Wandering Earth is currently the best-selling movie of 2019 – but you probably haven’t heard of it. The box office intake is almost entirely centralized to China itself – but due to the size of that market alone, it has become the second-most successful foreign language film of all time. Wandering Earth is part of an increasingly successful, yet self-contained, mainstream Chinese cinema.
This is noted as the first successful Chinese sci-fi blockbuster – but that doesn’t really mean much for artistic value. This film runs off pure, dumb energy like any other generic sci-fi spectacle piece – it simply happens to be Chinese this time.
Wandering Earth is absurd in its scope. The sun is beginning to enter the red giant phase, and our collective solution is to attach thrusters and push the entire planet somewhere else. Along the way, we attempt to use Jupiter’s gravitational pull to slingshot us through space, but there’s naturally a miscalculation that puts the planet on a direct trajectory into disintegrative doom.
In other words, this leans more on fiction than the science.
The film bounces between two locations. Astronaut Liu Peiqiang is aboard a space station that guides the planet, soon finding himself in combination 2001–Gravityland as he must dodge space debris and confront a killer A.I. Meanwhile, his family on Earth gets caught up in a rescue mission, which falls hard into the epic disaster genre, specifically recalling The Day After Tomorrow with its frozen metropolises. These bits are all painfully familiar, and I can’t decide whether it’s more rip-off or an attempt at pastiche for China’s first project of this scale.
Despite its rather lacking scientific basis, the film sure enjoys spending a lot of time trying to make sense of everything. Like Alita, this is a film that gets sidetracked explaining concepts that really don’t matter for its purpose. There are a few cool moments that would hopefully balance things out, but where Alita has a director who at least understands raw action spectacle, there’s not enough here. The only truly stand-out imagery from this film comes in the form of shots of Earth as it is pushed through space by its thousands of blue jets, leaving a trail in its wake.
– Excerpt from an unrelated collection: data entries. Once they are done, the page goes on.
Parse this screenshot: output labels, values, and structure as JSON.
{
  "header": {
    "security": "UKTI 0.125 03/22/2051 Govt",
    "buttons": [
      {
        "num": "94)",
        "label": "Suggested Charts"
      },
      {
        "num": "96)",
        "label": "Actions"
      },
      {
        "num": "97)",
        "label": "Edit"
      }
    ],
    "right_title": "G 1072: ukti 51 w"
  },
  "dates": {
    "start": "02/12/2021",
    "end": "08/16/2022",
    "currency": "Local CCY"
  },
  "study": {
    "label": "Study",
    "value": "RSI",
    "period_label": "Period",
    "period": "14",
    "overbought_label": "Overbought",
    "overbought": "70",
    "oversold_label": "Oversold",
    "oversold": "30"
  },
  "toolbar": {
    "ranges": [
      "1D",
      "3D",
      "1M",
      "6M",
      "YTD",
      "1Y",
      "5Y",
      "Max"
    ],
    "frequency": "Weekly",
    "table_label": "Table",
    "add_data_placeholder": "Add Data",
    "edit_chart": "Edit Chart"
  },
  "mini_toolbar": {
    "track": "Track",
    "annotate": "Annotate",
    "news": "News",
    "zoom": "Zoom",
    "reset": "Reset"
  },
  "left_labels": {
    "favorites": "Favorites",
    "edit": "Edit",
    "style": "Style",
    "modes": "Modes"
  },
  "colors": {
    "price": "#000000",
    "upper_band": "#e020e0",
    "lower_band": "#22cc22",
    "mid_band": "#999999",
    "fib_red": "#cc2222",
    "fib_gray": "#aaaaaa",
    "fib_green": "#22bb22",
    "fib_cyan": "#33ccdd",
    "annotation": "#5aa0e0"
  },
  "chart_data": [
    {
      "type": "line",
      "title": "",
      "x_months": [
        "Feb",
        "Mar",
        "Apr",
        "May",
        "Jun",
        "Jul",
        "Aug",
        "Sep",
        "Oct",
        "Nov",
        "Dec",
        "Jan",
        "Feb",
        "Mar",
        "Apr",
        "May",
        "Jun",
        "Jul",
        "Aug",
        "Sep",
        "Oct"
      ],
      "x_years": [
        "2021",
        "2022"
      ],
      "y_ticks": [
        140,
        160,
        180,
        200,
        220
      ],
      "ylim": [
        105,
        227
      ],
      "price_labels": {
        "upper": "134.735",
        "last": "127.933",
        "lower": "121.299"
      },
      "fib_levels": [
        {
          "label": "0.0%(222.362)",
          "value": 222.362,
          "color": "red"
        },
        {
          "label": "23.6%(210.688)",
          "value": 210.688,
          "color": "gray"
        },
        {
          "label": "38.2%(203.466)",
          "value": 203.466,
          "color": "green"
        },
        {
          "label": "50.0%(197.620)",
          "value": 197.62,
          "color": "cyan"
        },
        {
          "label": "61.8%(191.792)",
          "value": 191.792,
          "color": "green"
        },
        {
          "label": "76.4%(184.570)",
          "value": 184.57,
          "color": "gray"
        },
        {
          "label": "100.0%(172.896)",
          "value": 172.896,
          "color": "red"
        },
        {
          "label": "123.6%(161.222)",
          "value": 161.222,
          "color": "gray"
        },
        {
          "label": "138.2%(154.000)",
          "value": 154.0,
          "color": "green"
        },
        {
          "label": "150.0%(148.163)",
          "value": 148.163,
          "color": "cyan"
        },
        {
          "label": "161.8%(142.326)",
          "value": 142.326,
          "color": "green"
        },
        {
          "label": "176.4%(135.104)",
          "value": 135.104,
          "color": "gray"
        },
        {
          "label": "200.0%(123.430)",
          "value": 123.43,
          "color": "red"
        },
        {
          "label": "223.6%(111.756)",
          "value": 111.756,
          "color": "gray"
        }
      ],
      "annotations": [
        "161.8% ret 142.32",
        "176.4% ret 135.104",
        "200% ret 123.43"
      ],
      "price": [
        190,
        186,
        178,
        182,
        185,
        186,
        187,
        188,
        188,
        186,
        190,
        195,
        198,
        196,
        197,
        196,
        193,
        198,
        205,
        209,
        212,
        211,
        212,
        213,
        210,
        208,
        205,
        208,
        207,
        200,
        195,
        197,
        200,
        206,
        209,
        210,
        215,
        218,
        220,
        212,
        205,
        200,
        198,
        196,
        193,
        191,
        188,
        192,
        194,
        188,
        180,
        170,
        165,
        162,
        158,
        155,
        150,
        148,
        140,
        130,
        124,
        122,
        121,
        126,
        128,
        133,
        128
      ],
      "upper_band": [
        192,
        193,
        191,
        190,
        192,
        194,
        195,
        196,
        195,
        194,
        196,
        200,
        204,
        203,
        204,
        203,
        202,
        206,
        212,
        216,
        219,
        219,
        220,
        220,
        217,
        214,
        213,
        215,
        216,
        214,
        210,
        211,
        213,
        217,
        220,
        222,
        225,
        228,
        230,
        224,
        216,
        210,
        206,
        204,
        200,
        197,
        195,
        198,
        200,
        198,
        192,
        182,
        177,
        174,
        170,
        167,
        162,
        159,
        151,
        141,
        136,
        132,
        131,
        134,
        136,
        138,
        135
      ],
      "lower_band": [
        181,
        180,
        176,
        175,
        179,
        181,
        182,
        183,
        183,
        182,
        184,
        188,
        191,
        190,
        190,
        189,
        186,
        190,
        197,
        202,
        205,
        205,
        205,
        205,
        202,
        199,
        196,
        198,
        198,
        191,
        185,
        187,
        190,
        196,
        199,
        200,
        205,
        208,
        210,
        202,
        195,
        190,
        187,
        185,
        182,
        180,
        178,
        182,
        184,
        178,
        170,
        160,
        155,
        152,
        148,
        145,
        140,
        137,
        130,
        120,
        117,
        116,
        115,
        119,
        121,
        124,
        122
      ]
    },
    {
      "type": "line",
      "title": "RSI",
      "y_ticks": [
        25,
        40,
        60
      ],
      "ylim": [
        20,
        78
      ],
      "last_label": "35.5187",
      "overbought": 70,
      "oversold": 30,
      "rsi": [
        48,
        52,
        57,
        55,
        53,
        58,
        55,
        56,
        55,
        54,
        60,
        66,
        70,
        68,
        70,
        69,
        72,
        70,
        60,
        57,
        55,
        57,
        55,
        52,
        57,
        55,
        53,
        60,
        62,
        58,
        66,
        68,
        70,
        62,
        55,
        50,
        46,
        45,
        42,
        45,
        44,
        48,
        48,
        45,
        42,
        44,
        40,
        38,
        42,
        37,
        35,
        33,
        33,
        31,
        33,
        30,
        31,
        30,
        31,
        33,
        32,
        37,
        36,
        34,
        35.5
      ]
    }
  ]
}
The central concept is too nonsensical to really drive itself, and the characters are also lacking. Liu Peiqiang and his son Liu Qi have been separated for seventeen years, and their drive to reunite seems to serve as a central personal conflict. Qi is angry for a variety of reasons, but it all seems so shallow when the world itself is on the verge of evaporation. Qi has his grandfather and an adoptive sister along for the ride, but neither offers much besides familial relations – an idea that frequently pops up throughout the film as government propaganda encourages people to spend their last moments alive with their loved ones.
They are surrounded by characters who don’t do much but die – I get the feeling they were going for the group protagonist angle as typical of films from countries that try to push communist themes, but it makes for a rather bland cinematic experience. The one side character who stands out in any meaningful way is Tim, an Australian-Chinese man who serves as comic relief…who is implied to be a rapist. For comedic purposes.
If you’ve been eagerly awaiting the day where even more countries push out works like 2012 and The Day After Tomorrow, then Wandering Earth must be an exciting prospect. But all this really represents is a country with a big enough economy and population that it can create its own insular Hollywood – it will take a certain amount of time before they can push out a truly unique and international success. It’s a Hollywood disaster flick with a Chinese flavor – there might be some cultural differences in its message, but it’s not competent enough to really be saying much at all.